As the answer, give a copy of each line below that includes the word "https".
Dataset records below:
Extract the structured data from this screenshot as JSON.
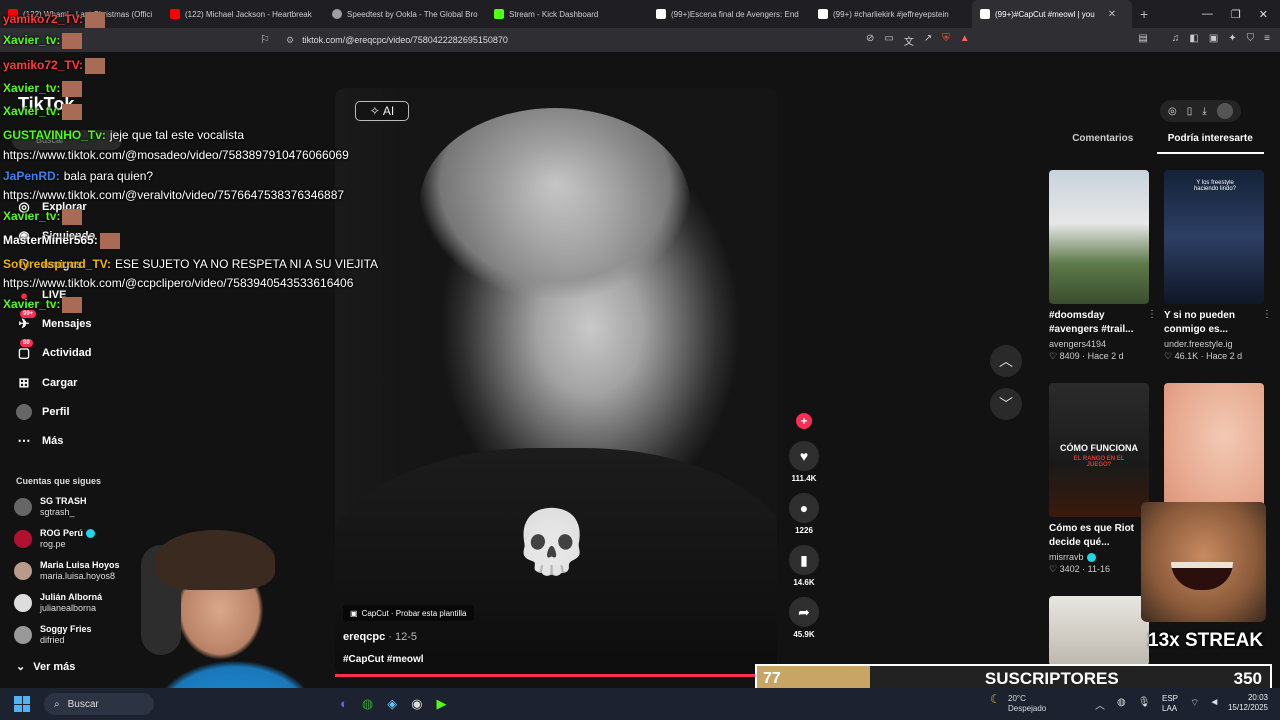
{
  "browser": {
    "tabs": [
      {
        "label": "(122) Whaml - Last Christmas (Offici",
        "color": "#ff0000"
      },
      {
        "label": "(122) Michael Jackson - Heartbreak",
        "color": "#ff0000"
      },
      {
        "label": "Speedtest by Ookla - The Global Bro",
        "color": "#9aa0a6"
      },
      {
        "label": "Stream - Kick Dashboard",
        "color": "#53fc18"
      },
      {
        "label": "(99+)Escena final de Avengers: End",
        "color": "#ffffff"
      },
      {
        "label": "(99+) #charliekirk #jeffreyepstein",
        "color": "#ffffff"
      },
      {
        "label": "(99+)#CapCut #meowl | you",
        "color": "#ffffff"
      }
    ],
    "url": "tiktok.com/@ereqcpc/video/7580422282695150870"
  },
  "tiktok": {
    "logo": "TikTok",
    "search_placeholder": "Buscar",
    "nav": [
      {
        "label": "Explorar",
        "icon": "compass-icon"
      },
      {
        "label": "Siguiendo",
        "icon": "following-icon"
      },
      {
        "label": "Amigos",
        "icon": "friends-icon"
      },
      {
        "label": "LIVE",
        "icon": "live-icon"
      },
      {
        "label": "Mensajes",
        "icon": "messages-icon",
        "badge": "99+"
      },
      {
        "label": "Actividad",
        "icon": "activity-icon",
        "badge": "80"
      },
      {
        "label": "Cargar",
        "icon": "upload-icon"
      },
      {
        "label": "Perfil",
        "icon": "profile-icon"
      },
      {
        "label": "Más",
        "icon": "more-icon"
      }
    ],
    "following_title": "Cuentas que sigues",
    "following": [
      {
        "name": "SG TRASH",
        "handle": "sgtrash_",
        "verified": false
      },
      {
        "name": "ROG Perú",
        "handle": "rog.pe",
        "verified": true
      },
      {
        "name": "Maria Luisa Hoyos",
        "handle": "maria.luisa.hoyos8",
        "verified": false
      },
      {
        "name": "Julián Alborná",
        "handle": "julianealborna",
        "verified": false
      },
      {
        "name": "Soggy Fries",
        "handle": "difried",
        "verified": false
      }
    ],
    "see_more": "Ver más",
    "video": {
      "ai_label": "AI",
      "capcut_label": "CapCut · Probar esta plantilla",
      "author": "ereqcpc",
      "date": "12-5",
      "caption": "#CapCut #meowl",
      "progress": 0.95
    },
    "actions": {
      "likes": "111.4K",
      "comments": "1226",
      "saves": "14.6K",
      "shares": "45.9K"
    },
    "right_panel": {
      "tabs": [
        "Comentarios",
        "Podría interesarte"
      ],
      "active_tab": 1,
      "cards": [
        {
          "title": "#doomsday #avengers #trail...",
          "author": "avengers4194",
          "likes": "8409",
          "date": "Hace 2 d",
          "verified": false
        },
        {
          "title": "Y si no pueden conmigo es...",
          "author": "under.freestyle.ig",
          "likes": "46.1K",
          "date": "Hace 2 d",
          "verified": false
        },
        {
          "title": "Cómo es que Riot decide qué...",
          "author": "misrravb",
          "likes": "3402",
          "date": "11-16",
          "verified": true
        },
        {
          "title": "",
          "author": "",
          "likes": "",
          "date": "",
          "verified": false
        }
      ],
      "thumb_texts": {
        "card2": "Y los freestyle haciendo lindo?",
        "card3_line1": "CÓMO FUNCIONA",
        "card3_line2": "EL RANGO EN EL JUEGO?"
      }
    }
  },
  "stream": {
    "chat": [
      {
        "user": "yamiko72_TV:",
        "text": "",
        "color": "#ff3b3b"
      },
      {
        "user": "Xavier_tv:",
        "text": "",
        "color": "#53fc18"
      },
      {
        "user": "yamiko72_TV:",
        "text": "",
        "color": "#ff3b3b"
      },
      {
        "user": "Xavier_tv:",
        "text": "",
        "color": "#53fc18"
      },
      {
        "user": "Xavier_tv:",
        "text": "",
        "color": "#53fc18"
      },
      {
        "user": "GUSTAVINHO_Tv:",
        "text": "jeje que tal este vocalista",
        "color": "#53fc18"
      },
      {
        "user": "",
        "text": "https://www.tiktok.com/@mosadeo/video/7583897910476066069",
        "color": "#ffffff"
      },
      {
        "user": "JaPenRD:",
        "text": "bala para quien?",
        "color": "#3b82f6"
      },
      {
        "user": "",
        "text": "https://www.tiktok.com/@veralvito/video/7576647538376346887",
        "color": "#ffffff"
      },
      {
        "user": "Xavier_tv:",
        "text": "",
        "color": "#53fc18"
      },
      {
        "user": "MasterMiner565:",
        "text": "",
        "color": "#ffffff"
      },
      {
        "user": "Sofyredsprnrd_TV:",
        "text": "ESE SUJETO YA NO RESPETA NI A SU VIEJITA",
        "color": "#f5b400"
      },
      {
        "user": "",
        "text": "https://www.tiktok.com/@ccpclipero/video/7583940543533616406",
        "color": "#ffffff"
      },
      {
        "user": "Xavier_tv:",
        "text": "",
        "color": "#53fc18"
      }
    ],
    "streak": "13x STREAK",
    "sub_goal": {
      "current": "77",
      "label": "SUSCRIPTORES",
      "goal": "350",
      "progress": 0.22
    }
  },
  "taskbar": {
    "search": "Buscar",
    "weather_temp": "20°C",
    "weather_desc": "Despejado",
    "lang1": "ESP",
    "lang2": "LAA",
    "time": "20:03",
    "date": "15/12/2025"
  }
}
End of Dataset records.
● Exercise solution
        "text": "https://www.tiktok.com/@mosadeo/video/7583897910476066069",
        "text": "https://www.tiktok.com/@veralvito/video/7576647538376346887",
        "text": "https://www.tiktok.com/@ccpclipero/video/7583940543533616406",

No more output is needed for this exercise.